"Pero this year, di na ko pinapansin ni Jovet Mendoza [who went to La Salle] pag may matchup kami. Super focused na siya sa game," Frank says. "But off the court naman, we're still friends."

Jolas Terso

Where he came from: National University - High School

Where he is now: National University

Jolas is an NU homegrown talent, played for the Bulldogs juniors team. One of the coaching staff of the RP Youth contacted his high school coach to invite Jolas for the tryouts. It didn't take Jolas a split-second to say yes.

"Malaki natulong ng RP Youth sa'kin kasi tumaas confidence ko at nadagdagan yung experience ko," he says.

In the year that he was part of the National Team, some of his coaches tried to recruit him for their respective schools. "Nagsasabi sila na lumipat na lang daw ako ng DLSU pero ewan ko kung seryoso sila dun," he says.

"Nagdadalawang-isip ako pero nung natapos yung RP Youth pinili ko na lang mag-stay sa NU. Nahiya ako sa NU kasi dito na din ako natuto. And gusto ko silang makalaban," he adds.

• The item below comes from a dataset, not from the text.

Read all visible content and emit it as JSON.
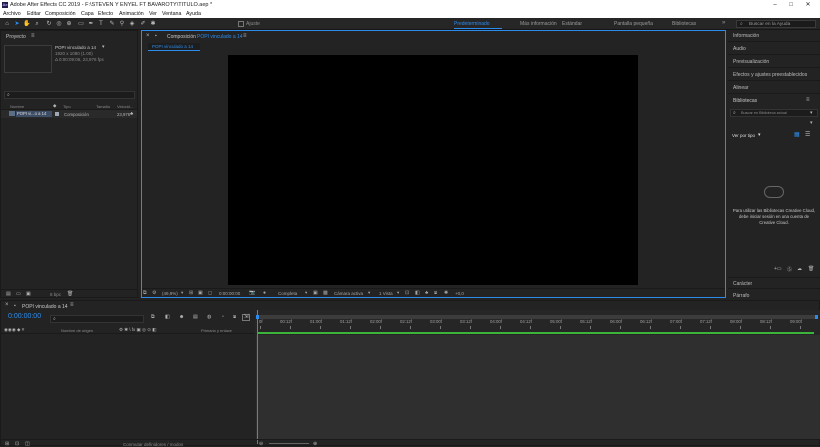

Jolas is especially happy to be at NU, with their revamped basketball program and facilities. "I'm still excited on games with my former teammates. Kasi kahit sa court lang magkakasama ulit kami, pero as opponents nga lang."

Joel Tolentino

Where he came from: University of the Philippines Integrated School/Reedley International School

Where he is now: De La Salle University

Joel was playing for UPIS when he tried out for the RP Youth. He transferred to Reedley after making it to the National team and quit the juniors league.

"The best thing about being in the RP Youth is that you're playing for your country," he says. "But the worst thing is that when we lose, it's like the whole country's losing as well."

After his Youth Team stint, he was wooed by various colleges. As an Ateneo Grade School grad, coach Norman Black tried recruiting Joel post-RP Youth. However, he decided to don the green-and-white instead. "I went to Ateneo na before so I wanted to try a different school naman," he says.

He says it's fun to play against his former RP Youth members, but it's inevitable to have some kind of competition. He and Jolas are both point guards so they do get matched up. Frank is playing for his alma-mater-turned-archrival.

The bond formed during their RP Youth days will never be dissolved though.

Paraphrasing the Adidas motto, "Teams change but the brotherhood remains."